Nope, I'm not talking about Santa. Sure, he's cool and all, but Santa doesn't come around until December 25th. I'm talking about the magical little guy that comes NOW, and stays around until the 25th: Mr. Bluelight.
Mr. Bluelight is like a magical Christmas buddy, especially for me. When we were really little, Kmart was the closest "department store" to our house, and our Mom used to take us there for all the shopping, including Christmas shopping, when we'd get to go look at all the toys and tell her what we wanted her to tell Santa we wanted.
Nowadays, Mom isn't around to get the message to Santa, but Mr. Bluelight is, bringing the magic of the "blue light special" to the Kmart LayawayProgram, the program that lets you buy the stuff you want to give (or get) for Christmas today -- and get the awesome sale prices today -- even though you won't have the money yet.
It's not a credit card; it's not spending money you don't have with high interest rates to pay. It's layaway -- buy it now, hold it at the store, pay for it a little at a time, and take it home for Christmas.
Layaway, and Mr. Bluelight, can guarantee that you get that LCD TV for only $299.99, the Hot Wheels set for only $19.99, even a diamond ring that ordinarily sells for more than $6,700, but right now is only $2,015.99. That's a savings of more than $4,000... a savings you can get right now even if you don't have $2,015.99 laying around.

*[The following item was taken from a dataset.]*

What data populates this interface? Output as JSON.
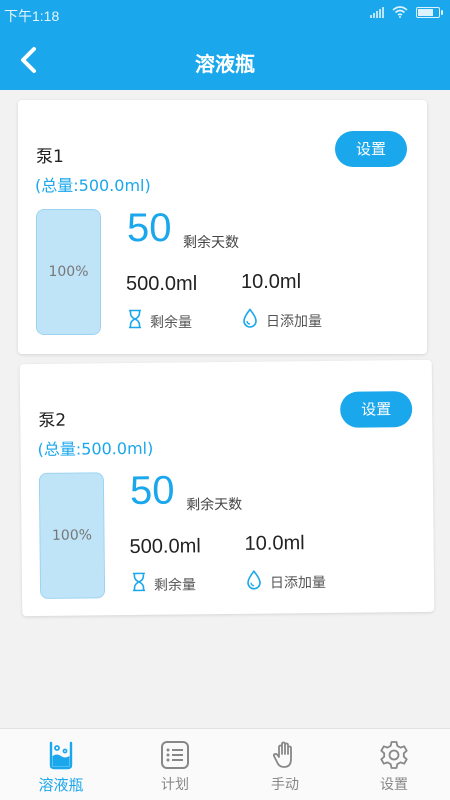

Just go to Kmart, hook up with your old pal, Mr. Bluelight, and let him spread little Christmas layaway magic!